YOUR ASSIGNMENT
Determine how many lines in the records below include the word "дополнительного" and output that number alone.

Web page and app entries
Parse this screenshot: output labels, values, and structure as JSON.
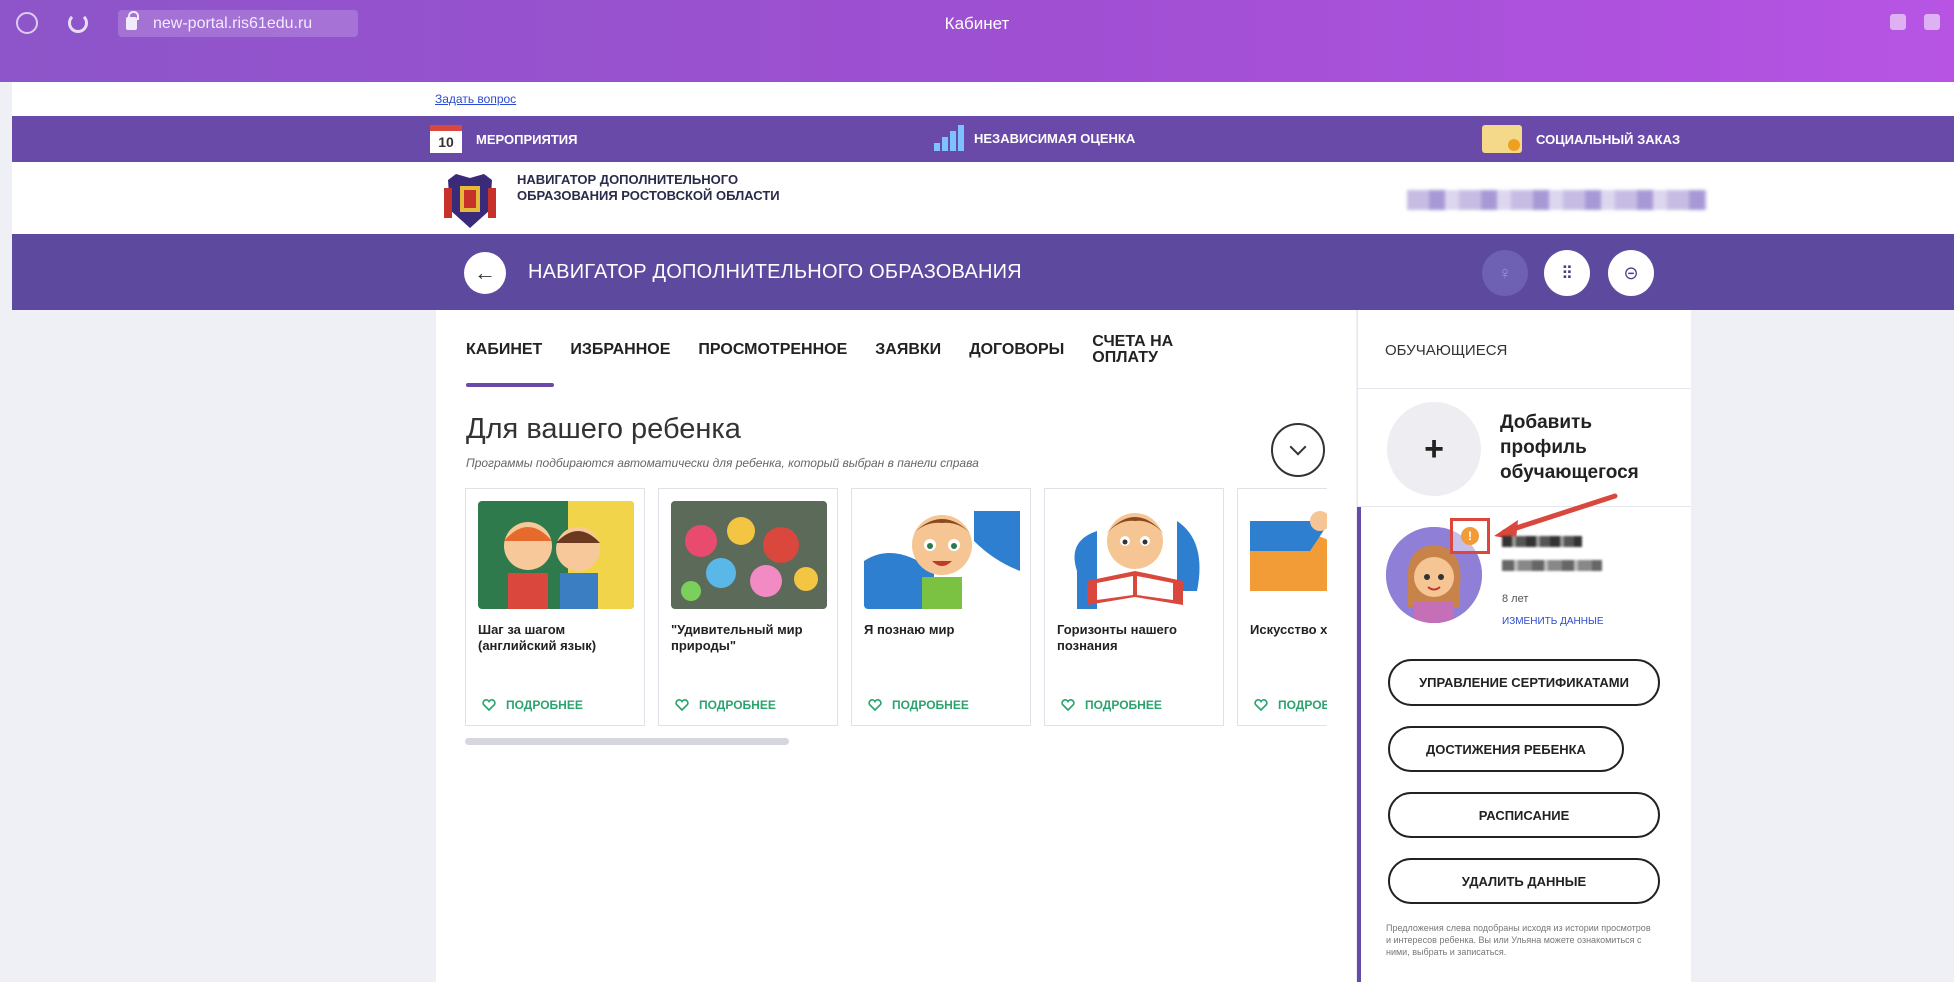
{
  "browser": {
    "url": "new-portal.ris61edu.ru",
    "window_title": "Кабинет"
  },
  "top_link": "Задать вопрос",
  "portal_nav": {
    "calendar_day": "10",
    "items": [
      {
        "label": "Мероприятия",
        "icon": "calendar-icon"
      },
      {
        "label": "Независимая оценка",
        "icon": "chart-icon"
      },
      {
        "label": "Социальный заказ",
        "icon": "document-icon"
      }
    ]
  },
  "region": {
    "title": "Навигатор дополнительного образования Ростовской области"
  },
  "navigator": {
    "title": "Навигатор дополнительного образования"
  },
  "tabs": [
    "Кабинет",
    "Избранное",
    "Просмотренное",
    "Заявки",
    "Договоры",
    "Счета на оплату"
  ],
  "recommend": {
    "title": "Для вашего ребенка",
    "subtitle": "Программы подбираются автоматически для ребенка, который выбран в панели справа"
  },
  "cards": [
    {
      "title": "Шаг за шагом (английский язык)",
      "more": "Подробнее"
    },
    {
      "title": "\"Удивительный мир природы\"",
      "more": "Подробнее"
    },
    {
      "title": "Я познаю мир",
      "more": "Подробнее"
    },
    {
      "title": "Горизонты нашего познания",
      "more": "Подробнее"
    },
    {
      "title": "Искусство хореографии",
      "more": "Подробнее"
    }
  ],
  "students_panel": {
    "title": "Обучающиеся",
    "add_profile": "Добавить профиль обучающегося",
    "child_age": "8 лет",
    "edit_label": "Изменить данные",
    "buttons": [
      "Управление сертификатами",
      "Достижения ребенка",
      "Расписание",
      "Удалить данные"
    ],
    "note": "Предложения слева подобраны исходя из истории просмотров и интересов ребенка. Вы или Ульяна можете ознакомиться с ними, выбрать и записаться."
  },
  "colors": {
    "brand_purple": "#5d4a9e",
    "nav_purple": "#6a4aa8",
    "accent_green": "#2aa36d",
    "highlight_red": "#d9473d"
  }
}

SOLUTION BELOW
2